Tuesday, February 8, 2011

The NDP's Wounds are Self Inflicted. They Tried to Move to the Right

According to Eric Grenier, who I admit needs a history lesson if he's suggesting that a 7 point spread assures a victory:
The New Democrats have slipped to 15.5 per cent nationally, and are now projected to win only 21 seats, representing a loss of 15 for the party. The Bloc Québécois, with 10.1 per cent support nationally but 40 per cent in Quebec, would win 53 seats, while the Greens are up only slightly to 8.3 per cent.
These low numbers for the NDP suggest that they may once again back Stephen Harper, so they don't have to face the electorate. But instead they should look within the party and ask themselves what went wrong.

I think they started a downward spiral five years ago when Jack Layton allowed himself to be seduced by Stephen Harper. Since then the rocky relationship has Layton often acting as irrationally a jilted lover.

And in the process he has abandoned the party's core principles, and gambled away his integrity.

A Bit of History

Both the NDP (originally the CCF) and the Reform Party (now calling themselves the Conservative party of Canada), began as Western protest movements. The difference was that the Reform represented big business, while the NDP, under Tommy Douglas, represented the little guy, fighting for social justice.

When the Reform Party had their first electoral success in 1993, it has always been thought that they did it at the expense of the PC Party, when Brian Mulroney's coalition self-destructed. But that's not true. In the West, where both parties were born, it was more often at the expense of the NDP.

According to Laurence Putnam, who wrote a paper for the Fraser Institute on the subject:
The Liberal gains in the West during the 1993 election came chiefly at the expense of the PC Party, whereas most Reform party gains came chiefly at the expense of the NDP, as was witnessed in Lorne Nystrom's shocking loss in the Saskatchewan riding of Yorkton-Melville to Reform challenger Garry Breitkreuz .... British Columbians who supported the NDP in the 1980's and supported the Reform Party through the 1990's did not expediently shift their political views from the left to the right, but rather they were voting for the populist, anti-establishment party that best represented their views at the time. (1)
Using BC as an example: Putnam says that in 1988, the NDP won 19 seats, but in 1993, only 2. The PCs went from 12 to 0, while the Liberals from 1 to 6.

So in many ways the Reform and NDP were the same, but with a different set of goals.

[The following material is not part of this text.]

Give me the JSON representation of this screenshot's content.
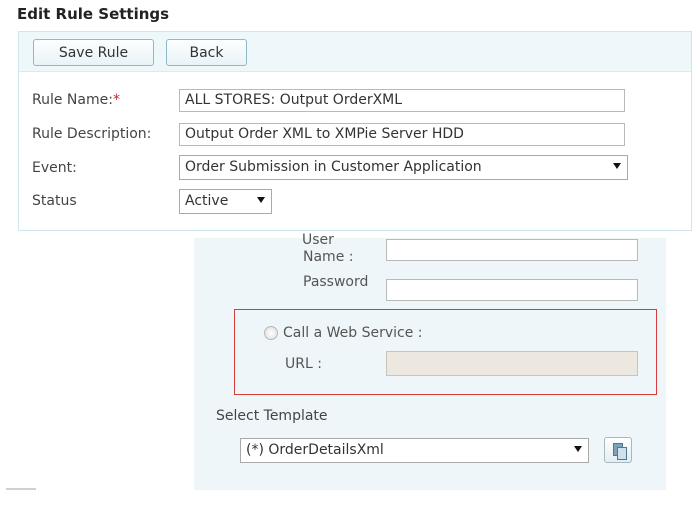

And as a result the NDP was more palpable to central Canada, while the Reform had to hide their agenda if they wanted to make inroads.

And under greats like David Lewis and Ed Broadbent, the NDP remained focused. They would schmooze either side to get what they wanted, but the things they wanted, were for the betterment of Canadian society. It was comforting knowing they were there.

But Then it Changed

I think the first mistake that Jack Layton made was in 2004, when he agreed to join a coalition engineered by Stephen Harper, who had already garnered the full support of Gilles Duceppe and the Bloc. It failed, but only because then Governor General Adrienne Clarkson gave Paul Martin an opportunity to fix it (2).

Not by allowing him to prorogue to save his job, but by tweaking his throne speech, so that the opposing coalition no longer had any grievances.

The second sell out for Jack Layton and the NDP was when they agreed to take down Paul Martin on the very day that Kyoto was being ratified, because Stephen Harper convinced them that if the Liberals could get this done, they would look good to the Canadian public. For Harper the agenda was killing Kyoto, but for Layton it may have been the promise of an electoral truce. (3)

The two parties agreed not to attack each other, which didn't sit well with all candidates. When the "In and Out" was allowing ad buys in single ridings, some Conservatives complained that their biggest challenge came from the NDP, and yet the ads only went after the Liberals.

The 2005 deal left a viable childcare plan on the table and squashed any attempt at addressing climate change. So how can Jack Layton possibly criticize Stephen Harper over either one of those things? Or in fact for any of his destructive actions? He helped to put him on his throne.

And after posturing with how many times the Liberals voted with the government, when Michael Ignatieff finally said he was pulling the plug, Layton ran for cover and voted with the neocons.

The NDP have to decide where they're headed. If they are going to the right, as it would now appear, they should let their followers know. Otherwise, they should tap into their hidden Douglas, Lewis and Broadbent, and start acting like the NDP.

You won't beat Harper by being Harper. He's too good at it.


1. An Analysis On The Differences Between the Progressive Conservative Party of Canada & The Canadian Reform Conservative Alliance, by Laurence Putnam As prepared for the Fraser Institute, December 2002

2. Heart Matters: A Memoir, By Adrienne Clarkson, Viking Press, 2006, ISBN: 10-978-0-670-06546-3

3. Losing Confidence: Power, Politics, and the Crisis in Canadian Democracy, By Elizabeth May, McClelland & Stewart, 2009, ISBN: 978-0-7710-5760-1, Pg. 2-7